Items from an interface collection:
________________________

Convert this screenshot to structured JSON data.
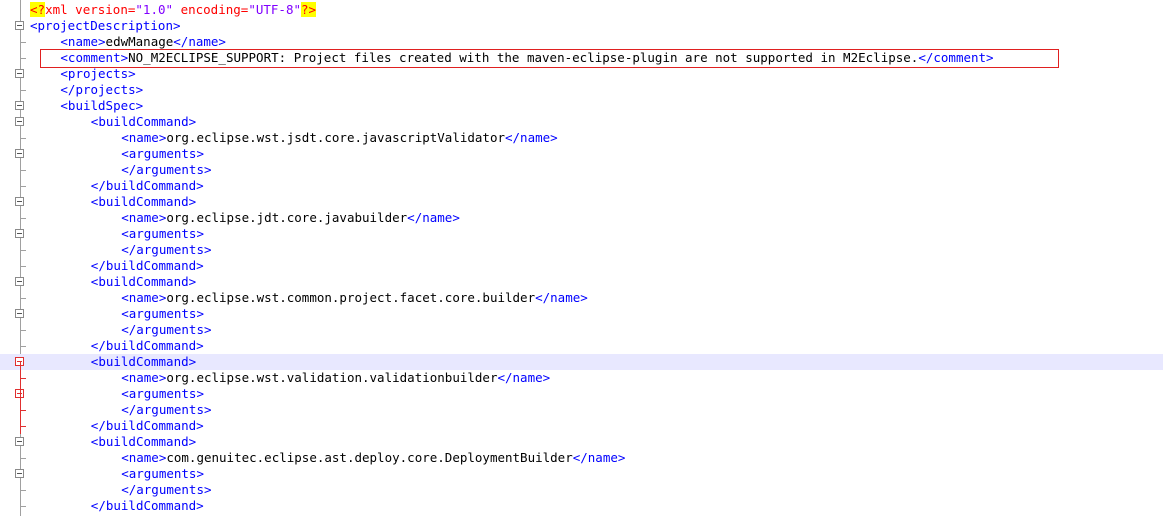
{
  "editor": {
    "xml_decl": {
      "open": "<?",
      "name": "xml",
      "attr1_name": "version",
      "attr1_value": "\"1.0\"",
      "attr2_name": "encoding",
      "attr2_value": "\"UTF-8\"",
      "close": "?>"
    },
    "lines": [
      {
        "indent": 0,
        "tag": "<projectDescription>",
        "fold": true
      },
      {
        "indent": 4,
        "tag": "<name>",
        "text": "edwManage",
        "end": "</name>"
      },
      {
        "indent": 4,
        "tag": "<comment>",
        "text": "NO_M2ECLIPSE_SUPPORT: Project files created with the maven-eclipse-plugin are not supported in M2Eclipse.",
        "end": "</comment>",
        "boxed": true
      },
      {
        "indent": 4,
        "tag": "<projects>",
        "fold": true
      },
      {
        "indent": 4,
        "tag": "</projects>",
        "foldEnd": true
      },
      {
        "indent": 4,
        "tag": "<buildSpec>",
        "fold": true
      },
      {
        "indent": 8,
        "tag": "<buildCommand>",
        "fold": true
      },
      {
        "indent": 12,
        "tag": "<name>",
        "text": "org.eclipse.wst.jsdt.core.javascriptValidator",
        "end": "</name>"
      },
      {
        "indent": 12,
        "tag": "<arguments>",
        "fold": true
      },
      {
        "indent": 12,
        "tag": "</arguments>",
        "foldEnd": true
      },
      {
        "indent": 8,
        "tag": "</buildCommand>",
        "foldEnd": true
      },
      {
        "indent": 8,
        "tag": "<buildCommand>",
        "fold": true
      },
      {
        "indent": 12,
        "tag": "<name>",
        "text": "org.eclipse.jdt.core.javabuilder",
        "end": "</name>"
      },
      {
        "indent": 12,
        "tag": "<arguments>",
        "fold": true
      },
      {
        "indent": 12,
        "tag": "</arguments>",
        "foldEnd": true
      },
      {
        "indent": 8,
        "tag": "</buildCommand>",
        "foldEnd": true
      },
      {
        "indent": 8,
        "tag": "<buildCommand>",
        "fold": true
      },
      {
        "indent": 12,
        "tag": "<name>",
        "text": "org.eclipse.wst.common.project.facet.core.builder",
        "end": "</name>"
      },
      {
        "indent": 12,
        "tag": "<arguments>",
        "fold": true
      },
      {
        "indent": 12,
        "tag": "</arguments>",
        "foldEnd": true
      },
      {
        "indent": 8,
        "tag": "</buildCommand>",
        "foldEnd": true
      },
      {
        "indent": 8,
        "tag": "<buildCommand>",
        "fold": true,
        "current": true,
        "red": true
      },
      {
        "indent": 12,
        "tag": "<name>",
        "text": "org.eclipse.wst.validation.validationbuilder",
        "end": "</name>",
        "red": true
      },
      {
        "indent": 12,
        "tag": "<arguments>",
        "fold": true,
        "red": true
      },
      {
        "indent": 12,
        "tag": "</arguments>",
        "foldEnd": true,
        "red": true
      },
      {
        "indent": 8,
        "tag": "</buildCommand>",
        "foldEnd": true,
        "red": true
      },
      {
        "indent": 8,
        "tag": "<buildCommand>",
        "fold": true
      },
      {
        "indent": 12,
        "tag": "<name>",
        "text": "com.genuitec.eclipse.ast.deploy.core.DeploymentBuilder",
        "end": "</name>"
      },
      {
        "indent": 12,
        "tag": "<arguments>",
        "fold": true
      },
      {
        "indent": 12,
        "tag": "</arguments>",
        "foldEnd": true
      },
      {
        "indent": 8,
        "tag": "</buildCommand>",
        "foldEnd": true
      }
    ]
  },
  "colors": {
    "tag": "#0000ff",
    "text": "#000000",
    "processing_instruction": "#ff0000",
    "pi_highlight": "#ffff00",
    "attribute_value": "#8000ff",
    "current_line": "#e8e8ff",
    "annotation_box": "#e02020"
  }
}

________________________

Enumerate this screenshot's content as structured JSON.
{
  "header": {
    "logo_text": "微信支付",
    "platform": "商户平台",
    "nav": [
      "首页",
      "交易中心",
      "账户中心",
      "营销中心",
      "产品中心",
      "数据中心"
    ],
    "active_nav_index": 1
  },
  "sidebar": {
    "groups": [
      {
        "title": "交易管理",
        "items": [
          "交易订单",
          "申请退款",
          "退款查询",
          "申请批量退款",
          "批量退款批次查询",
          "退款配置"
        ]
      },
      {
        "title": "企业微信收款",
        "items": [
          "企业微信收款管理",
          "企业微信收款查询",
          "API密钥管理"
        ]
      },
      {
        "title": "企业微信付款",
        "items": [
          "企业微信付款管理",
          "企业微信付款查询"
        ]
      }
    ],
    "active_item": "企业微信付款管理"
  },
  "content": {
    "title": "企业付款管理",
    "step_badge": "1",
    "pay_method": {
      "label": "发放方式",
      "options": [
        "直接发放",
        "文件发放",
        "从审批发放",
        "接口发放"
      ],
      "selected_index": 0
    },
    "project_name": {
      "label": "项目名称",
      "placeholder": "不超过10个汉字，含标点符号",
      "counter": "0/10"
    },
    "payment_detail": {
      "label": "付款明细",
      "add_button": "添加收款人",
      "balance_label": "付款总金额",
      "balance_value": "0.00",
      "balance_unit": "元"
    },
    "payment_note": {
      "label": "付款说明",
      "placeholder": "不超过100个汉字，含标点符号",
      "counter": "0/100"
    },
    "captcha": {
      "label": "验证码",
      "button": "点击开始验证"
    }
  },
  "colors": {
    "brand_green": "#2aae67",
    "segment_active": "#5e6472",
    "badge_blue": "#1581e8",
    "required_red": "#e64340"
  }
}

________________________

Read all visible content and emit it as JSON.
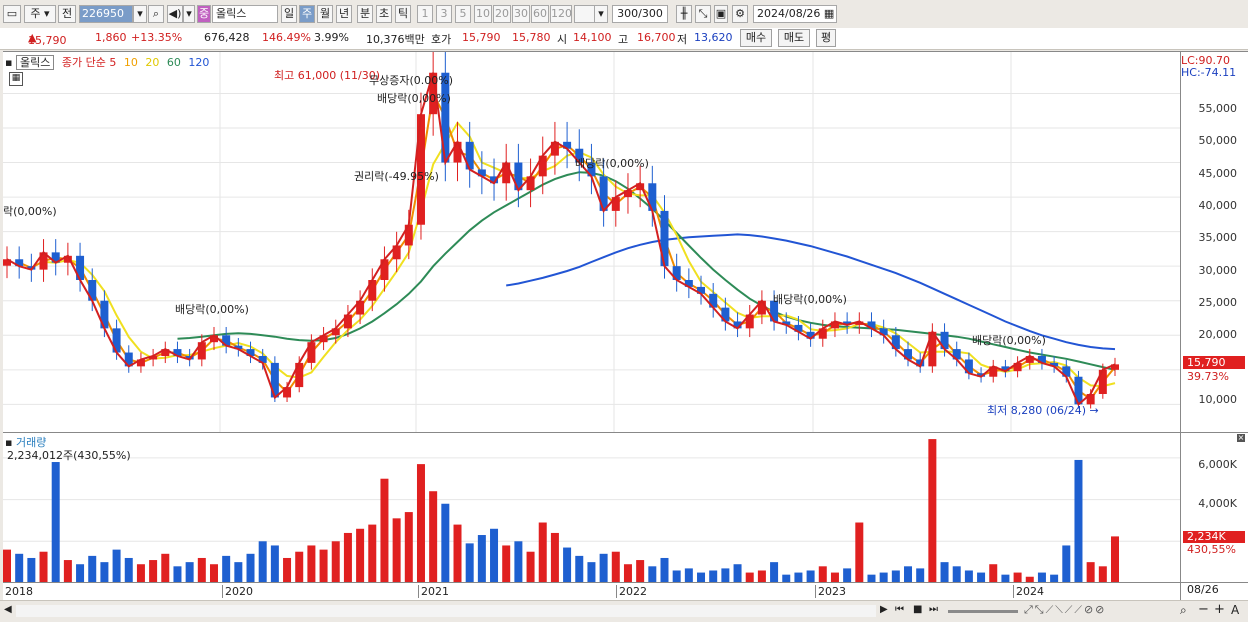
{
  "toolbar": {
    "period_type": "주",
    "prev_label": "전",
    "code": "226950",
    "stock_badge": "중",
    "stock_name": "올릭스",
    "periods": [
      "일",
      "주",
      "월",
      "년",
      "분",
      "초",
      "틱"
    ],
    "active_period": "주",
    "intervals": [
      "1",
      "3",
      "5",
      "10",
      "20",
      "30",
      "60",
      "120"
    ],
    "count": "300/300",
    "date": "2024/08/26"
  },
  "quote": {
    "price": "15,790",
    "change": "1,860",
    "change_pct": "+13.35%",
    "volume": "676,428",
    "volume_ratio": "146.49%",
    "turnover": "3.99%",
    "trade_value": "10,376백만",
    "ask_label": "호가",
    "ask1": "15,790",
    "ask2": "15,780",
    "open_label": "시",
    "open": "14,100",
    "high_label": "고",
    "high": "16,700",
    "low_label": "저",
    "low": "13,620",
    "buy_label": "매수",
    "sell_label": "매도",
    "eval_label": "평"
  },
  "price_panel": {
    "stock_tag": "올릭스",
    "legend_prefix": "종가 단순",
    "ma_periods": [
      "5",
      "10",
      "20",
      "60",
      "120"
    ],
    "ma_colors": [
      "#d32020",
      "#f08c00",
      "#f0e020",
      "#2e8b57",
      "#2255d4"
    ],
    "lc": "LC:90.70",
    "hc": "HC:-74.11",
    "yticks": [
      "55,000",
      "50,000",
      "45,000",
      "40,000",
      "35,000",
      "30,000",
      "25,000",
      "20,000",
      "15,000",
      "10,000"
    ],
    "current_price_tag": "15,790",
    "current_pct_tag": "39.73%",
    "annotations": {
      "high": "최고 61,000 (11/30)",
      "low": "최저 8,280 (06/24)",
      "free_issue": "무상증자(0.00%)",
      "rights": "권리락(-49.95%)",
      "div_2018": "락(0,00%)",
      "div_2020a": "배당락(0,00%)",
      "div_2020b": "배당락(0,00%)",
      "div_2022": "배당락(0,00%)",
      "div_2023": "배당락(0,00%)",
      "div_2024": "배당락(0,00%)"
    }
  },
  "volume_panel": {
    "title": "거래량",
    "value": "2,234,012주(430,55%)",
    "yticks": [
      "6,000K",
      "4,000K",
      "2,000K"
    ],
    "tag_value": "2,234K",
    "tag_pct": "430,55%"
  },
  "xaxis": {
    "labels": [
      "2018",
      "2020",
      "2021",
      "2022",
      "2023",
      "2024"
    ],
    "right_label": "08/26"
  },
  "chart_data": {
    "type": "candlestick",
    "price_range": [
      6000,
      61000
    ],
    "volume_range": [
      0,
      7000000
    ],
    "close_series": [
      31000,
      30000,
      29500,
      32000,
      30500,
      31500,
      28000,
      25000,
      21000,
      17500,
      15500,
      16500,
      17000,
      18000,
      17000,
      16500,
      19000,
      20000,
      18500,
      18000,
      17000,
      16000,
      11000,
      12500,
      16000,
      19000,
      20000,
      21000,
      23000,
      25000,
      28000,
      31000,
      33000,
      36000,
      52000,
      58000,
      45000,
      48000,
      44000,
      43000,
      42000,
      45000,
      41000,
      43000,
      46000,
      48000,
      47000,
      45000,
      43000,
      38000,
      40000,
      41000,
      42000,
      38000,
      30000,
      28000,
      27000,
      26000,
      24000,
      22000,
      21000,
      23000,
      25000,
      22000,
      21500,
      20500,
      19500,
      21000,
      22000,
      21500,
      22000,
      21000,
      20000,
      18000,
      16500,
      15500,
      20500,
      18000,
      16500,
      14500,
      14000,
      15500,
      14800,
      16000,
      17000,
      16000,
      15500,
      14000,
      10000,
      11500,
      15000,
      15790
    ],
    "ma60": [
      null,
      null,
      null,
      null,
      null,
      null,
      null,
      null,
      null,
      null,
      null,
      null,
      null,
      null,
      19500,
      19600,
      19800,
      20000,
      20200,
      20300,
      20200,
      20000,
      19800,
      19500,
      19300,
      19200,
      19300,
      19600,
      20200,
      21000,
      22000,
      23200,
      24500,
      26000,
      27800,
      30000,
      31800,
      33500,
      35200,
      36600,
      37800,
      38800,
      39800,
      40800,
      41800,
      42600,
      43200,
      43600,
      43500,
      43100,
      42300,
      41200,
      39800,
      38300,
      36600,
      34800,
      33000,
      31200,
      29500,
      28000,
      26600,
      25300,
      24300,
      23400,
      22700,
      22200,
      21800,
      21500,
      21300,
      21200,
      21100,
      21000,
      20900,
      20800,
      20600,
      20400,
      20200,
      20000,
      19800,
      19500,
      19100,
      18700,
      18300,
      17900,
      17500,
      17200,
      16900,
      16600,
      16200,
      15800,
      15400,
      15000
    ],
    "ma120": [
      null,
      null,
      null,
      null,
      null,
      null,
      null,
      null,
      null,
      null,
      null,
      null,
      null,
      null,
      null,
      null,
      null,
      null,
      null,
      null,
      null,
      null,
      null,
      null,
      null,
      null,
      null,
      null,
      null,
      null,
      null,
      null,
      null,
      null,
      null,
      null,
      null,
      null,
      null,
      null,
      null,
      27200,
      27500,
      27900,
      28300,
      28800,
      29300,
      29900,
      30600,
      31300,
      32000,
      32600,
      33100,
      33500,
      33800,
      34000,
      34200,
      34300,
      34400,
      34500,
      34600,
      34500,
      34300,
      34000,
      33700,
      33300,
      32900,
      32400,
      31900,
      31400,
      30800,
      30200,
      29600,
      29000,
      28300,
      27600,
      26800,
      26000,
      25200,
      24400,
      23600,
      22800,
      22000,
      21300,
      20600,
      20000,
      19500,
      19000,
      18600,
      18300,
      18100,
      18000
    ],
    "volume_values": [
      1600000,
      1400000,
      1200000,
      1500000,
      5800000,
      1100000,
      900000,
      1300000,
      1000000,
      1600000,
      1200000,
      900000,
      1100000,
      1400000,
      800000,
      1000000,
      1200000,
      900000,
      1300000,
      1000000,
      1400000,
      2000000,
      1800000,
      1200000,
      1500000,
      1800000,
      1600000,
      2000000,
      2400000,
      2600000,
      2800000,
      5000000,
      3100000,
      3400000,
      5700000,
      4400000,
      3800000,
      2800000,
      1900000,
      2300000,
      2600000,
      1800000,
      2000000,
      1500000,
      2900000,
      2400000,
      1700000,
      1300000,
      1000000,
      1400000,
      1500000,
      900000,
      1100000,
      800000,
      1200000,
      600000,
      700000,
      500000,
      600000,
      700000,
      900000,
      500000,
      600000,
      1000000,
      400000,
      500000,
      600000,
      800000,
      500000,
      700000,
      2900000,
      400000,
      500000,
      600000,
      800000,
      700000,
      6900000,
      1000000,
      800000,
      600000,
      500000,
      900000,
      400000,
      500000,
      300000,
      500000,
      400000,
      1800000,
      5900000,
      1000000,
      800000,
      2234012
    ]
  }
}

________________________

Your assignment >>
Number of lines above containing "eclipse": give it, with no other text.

The completed task >>
6